United Airlines May Avert Union Action
Last minute negotiations with the Aircraft Mechanics Fraternal Association yielded a ratified agreement.
The airline, which did not benefit from the massive post-2001 bailout orchestrated by the lobbyist wife of former Senate majority leader Tom Daschle, faces a hearing in US Bankruptcy court today.
The court will decide whether or not to impose a contract on the International Association of Machinists. That union has vowed to strike in the event the court rules in favor of United. Also, the AMFA has pledged to honor picket lines staged by other unions should a strike begin.
United believes that a strike action by the union would be illegal. A hearing on that opinion will be held on June 7. United claims it needs to realize $700 million USD in savings annually in order to exit bankruptcy protection, and has been trying to get $176 million in savings from a new contract with IAM.

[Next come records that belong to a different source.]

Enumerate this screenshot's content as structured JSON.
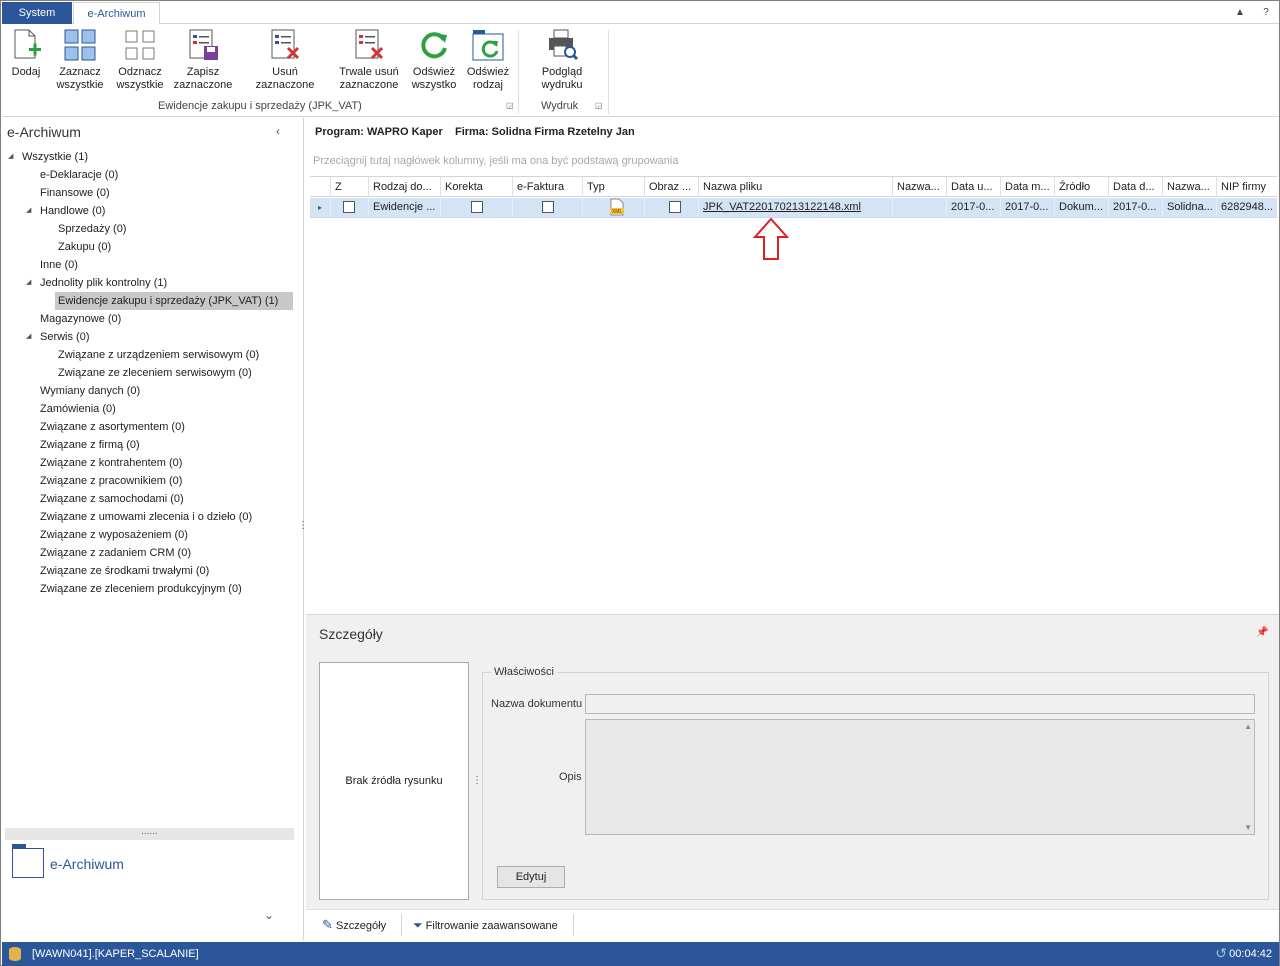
{
  "tabs": {
    "system": "System",
    "earchiwum": "e-Archiwum"
  },
  "ribbon": {
    "buttons": [
      {
        "label": "Dodaj"
      },
      {
        "label": "Zaznacz\nwszystkie"
      },
      {
        "label": "Odznacz\nwszystkie"
      },
      {
        "label": "Zapisz\nzaznaczone"
      },
      {
        "label": "Usuń zaznaczone"
      },
      {
        "label": "Trwale usuń\nzaznaczone"
      },
      {
        "label": "Odśwież\nwszystko"
      },
      {
        "label": "Odśwież\nrodzaj"
      },
      {
        "label": "Podgląd\nwydruku"
      }
    ],
    "group1": "Ewidencje zakupu i sprzedaży (JPK_VAT)",
    "group2": "Wydruk"
  },
  "left": {
    "title": "e-Archiwum",
    "tree": [
      "Wszystkie (1)",
      "e-Deklaracje (0)",
      "Finansowe (0)",
      "Handlowe (0)",
      "Sprzedaży (0)",
      "Zakupu (0)",
      "Inne (0)",
      "Jednolity plik kontrolny (1)",
      "Ewidencje zakupu i sprzedaży (JPK_VAT) (1)",
      "Magazynowe (0)",
      "Serwis (0)",
      "Związane z urządzeniem serwisowym (0)",
      "Związane ze zleceniem serwisowym (0)",
      "Wymiany danych (0)",
      "Zamówienia (0)",
      "Związane z asortymentem (0)",
      "Związane z firmą (0)",
      "Związane z kontrahentem (0)",
      "Związane z pracownikiem (0)",
      "Związane z samochodami (0)",
      "Związane z umowami zlecenia i o dzieło (0)",
      "Związane z wyposażeniem (0)",
      "Związane z zadaniem CRM (0)",
      "Związane ze środkami trwałymi (0)",
      "Związane ze zleceniem produkcyjnym (0)"
    ],
    "divider": "......",
    "nav_label": "e-Archiwum"
  },
  "main": {
    "program_line": "Program: WAPRO Kaper    Firma: Solidna Firma Rzetelny Jan",
    "group_hint": "Przeciągnij tutaj nagłówek kolumny, jeśli ma ona być podstawą grupowania",
    "columns": [
      "Z",
      "Rodzaj do...",
      "Korekta",
      "e-Faktura",
      "Typ",
      "Obraz ...",
      "Nazwa pliku",
      "Nazwa...",
      "Data u...",
      "Data m...",
      "Źródło",
      "Data d...",
      "Nazwa...",
      "NIP firmy"
    ],
    "row": {
      "rodzaj": "Ewidencje ...",
      "typ_icon": "XML",
      "nazwa_pliku": "JPK_VAT220170213122148.xml",
      "data_u": "2017-0...",
      "data_m": "2017-0...",
      "zrodlo": "Dokum...",
      "data_d": "2017-0...",
      "nazwa2": "Solidna...",
      "nip": "6282948..."
    }
  },
  "details": {
    "title": "Szczegóły",
    "no_image": "Brak źródła rysunku",
    "props_legend": "Właściwości",
    "name_label": "Nazwa dokumentu",
    "opis_label": "Opis",
    "edit_button": "Edytuj"
  },
  "bottom_tabs": {
    "details": "Szczegóły",
    "filter": "Filtrowanie zaawansowane"
  },
  "status": {
    "db": "[WAWN041].[KAPER_SCALANIE]",
    "time": "00:04:42"
  },
  "colors": {
    "accent": "#2b579a",
    "row_selected": "#d4e4f5",
    "arrow": "#e02020"
  }
}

The President signed the Air Transportation Safety and System Stabilization Act (“ATSSA”) into law on September 23, 2001. This $15 billion aid package offered $5 billion in direct relief and $10 billion in loan guarantees. Though United and American were limited in their legal liability resulting from the attacks, United was not eligible for loans under the plan.

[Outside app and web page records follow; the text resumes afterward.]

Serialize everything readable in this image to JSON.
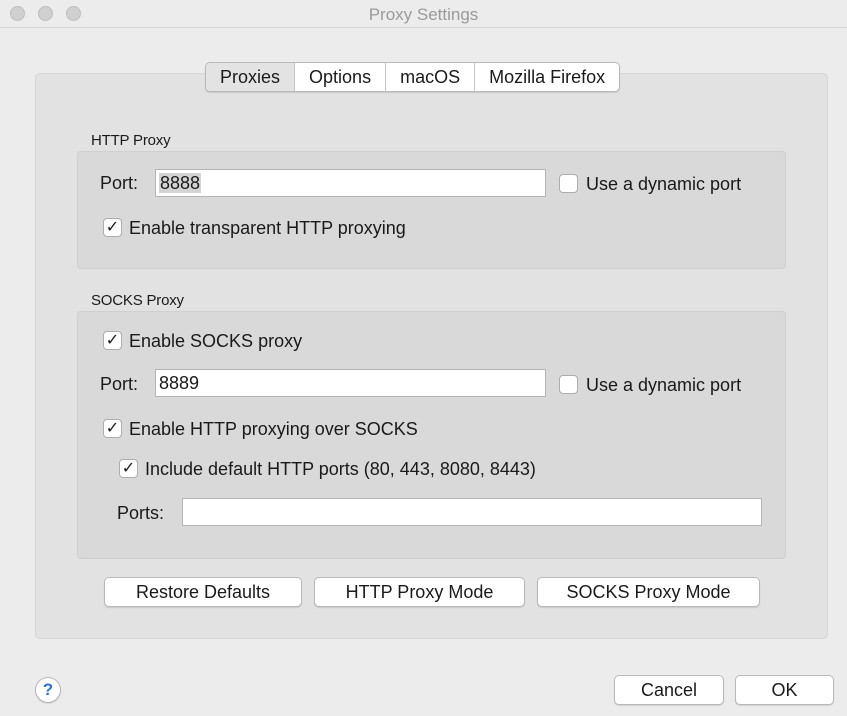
{
  "window": {
    "title": "Proxy Settings"
  },
  "tabs": [
    {
      "label": "Proxies",
      "active": true
    },
    {
      "label": "Options"
    },
    {
      "label": "macOS"
    },
    {
      "label": "Mozilla Firefox"
    }
  ],
  "http_proxy": {
    "title": "HTTP Proxy",
    "port_label": "Port:",
    "port_value": "8888",
    "dynamic_port_label": "Use a dynamic port",
    "dynamic_port_checked": false,
    "transparent_label": "Enable transparent HTTP proxying",
    "transparent_checked": true
  },
  "socks_proxy": {
    "title": "SOCKS Proxy",
    "enable_label": "Enable SOCKS proxy",
    "enable_checked": true,
    "port_label": "Port:",
    "port_value": "8889",
    "dynamic_port_label": "Use a dynamic port",
    "dynamic_port_checked": false,
    "http_over_socks_label": "Enable HTTP proxying over SOCKS",
    "http_over_socks_checked": true,
    "include_default_label": "Include default HTTP ports (80, 443, 8080, 8443)",
    "include_default_checked": true,
    "ports_label": "Ports:",
    "ports_value": ""
  },
  "buttons": {
    "restore_defaults": "Restore Defaults",
    "http_proxy_mode": "HTTP Proxy Mode",
    "socks_proxy_mode": "SOCKS Proxy Mode",
    "cancel": "Cancel",
    "ok": "OK",
    "help": "?"
  },
  "icons": {
    "check": "✓"
  },
  "colors": {
    "accent": "#2b72d8"
  }
}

Despite this aid, most airlines have been unable to achieve profitability. United had planned a merger with US Airways but that fell through. US Airways will now merge with America West.
One school of thought contends the airlines should have been provided with expedited bankruptcy and reorganization processes instead of a bailout that placed the airline’s burdens on the taxpayers and not the shareholders of the airlines.
Recently, the Bankruptcy Court permitted United to dump nearly $10 billion USD in pensions on the Pension Benefit Guaranty Corporation, the federal pension insurer.
David Utter is a staff writer for WebProNews covering technology and business. Email him here.